The origins of the mysterious eelgrass fairy rings growing off of Denmark’s coast has been the subject of much speculation. Various theories have been advanced, such as that they’re caused by aliens, WWII bombs, or — even by fairies. Now, biologists have said that they know what’s behind the so-called “fairy rings” — poison.
The fairy rings are made of green eelgrass and they surround patches of dirt on the seabed where they grow. Some of the rings are fairly large, reaching 49 feet in width.

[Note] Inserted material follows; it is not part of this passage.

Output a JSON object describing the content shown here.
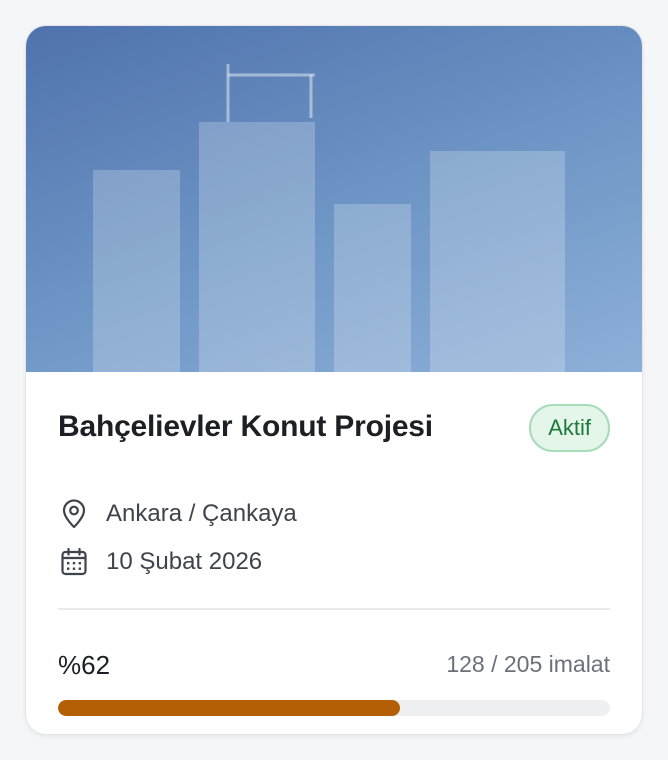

They are often seen in the Baltic Ocean, off of the coast of the Isle of Man.
They were first photographed by tourists in 2008, then also in photographs taken in 2011. It wasn’t long after the first photos appeared in 2008 on the Internet that various wild explanations started being circulated.

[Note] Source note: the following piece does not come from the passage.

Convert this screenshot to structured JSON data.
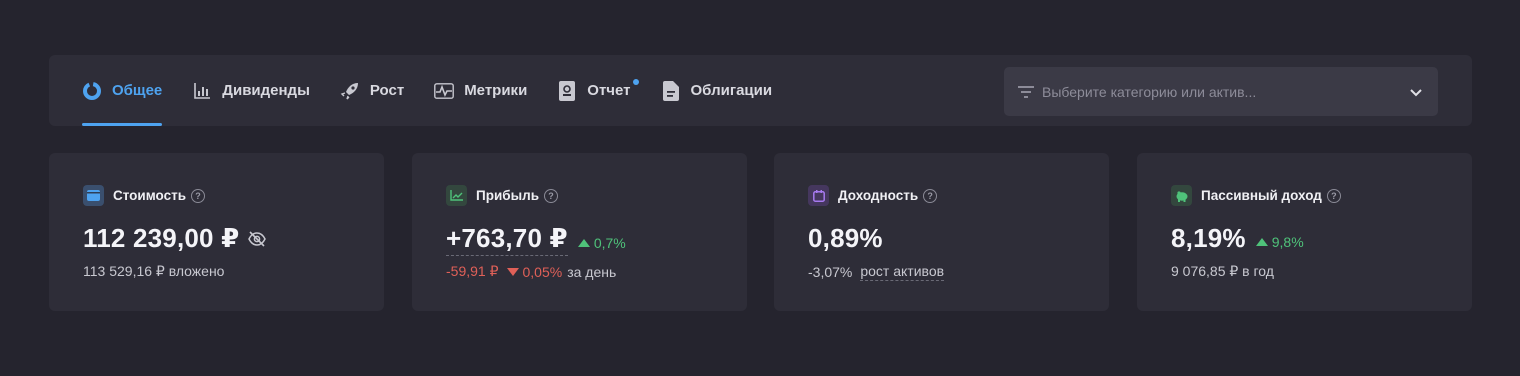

According to two biologists, Jens Borum from the University of Copenhagen and Marianne Holmer from the University of Southern Denmark, the fairy rings are not the products of WWII bombs nor are they “landing marks for aliens.”
The fairy rings are also, sadly for many people who like a touch of fantasy in their lives, not a creation of fairies, who were blamed for making similar circles on people’s lawns.
Instead of these explanations, the two biologists say that the fairy rings formed because eelgrass grows in a radiating pattern, as it’s a flowering plant, and it withers and dies in the presence of toxins such as sulfides, which have been known to build up in chalky seabeds like the one off of the coast of Denmark’s Isle of Man. Agricultural pollutants have also been known to cause a build-up of these sulfides.
The biologists explain that “eelgrass plants trap the mud” that is washed away from chalky seabeds, and they also trap the poisonous sulfides. The high concentration of sulfides that is trapped in the midst of the older eelgrass that is less capable of withstanding the effects of the poison gets killed off, leaving only eelgrass that encircles the deposits of sulfide-rich mud.
They state that the fairy circles of eelgrass caused by the build up of sulfides is also found elsewhere in the world’s oceans. Researchers are working to make sure that the eelgrass doesn’t disappear altogether, as other marine life depends upon it to survive and to hide in.
The fairy rings on land have been explained to be the result of a similar outward growth of fungi. However, there are some so-called fairy circles like those in Namibia’s desert grasslands which seem to defy explanations, though some have been advanced, such as that they are caused by gas seeps, resource competition, termites, or possibly ants.
You can read more about the mysterious fairy rings off of the coast of Denmark’s Isle of Man and the explanation by the two biologists that they are caused by concentrations of poisonous sulfides in the LiveScience journal at the link below.
Written by: Douglas Cobb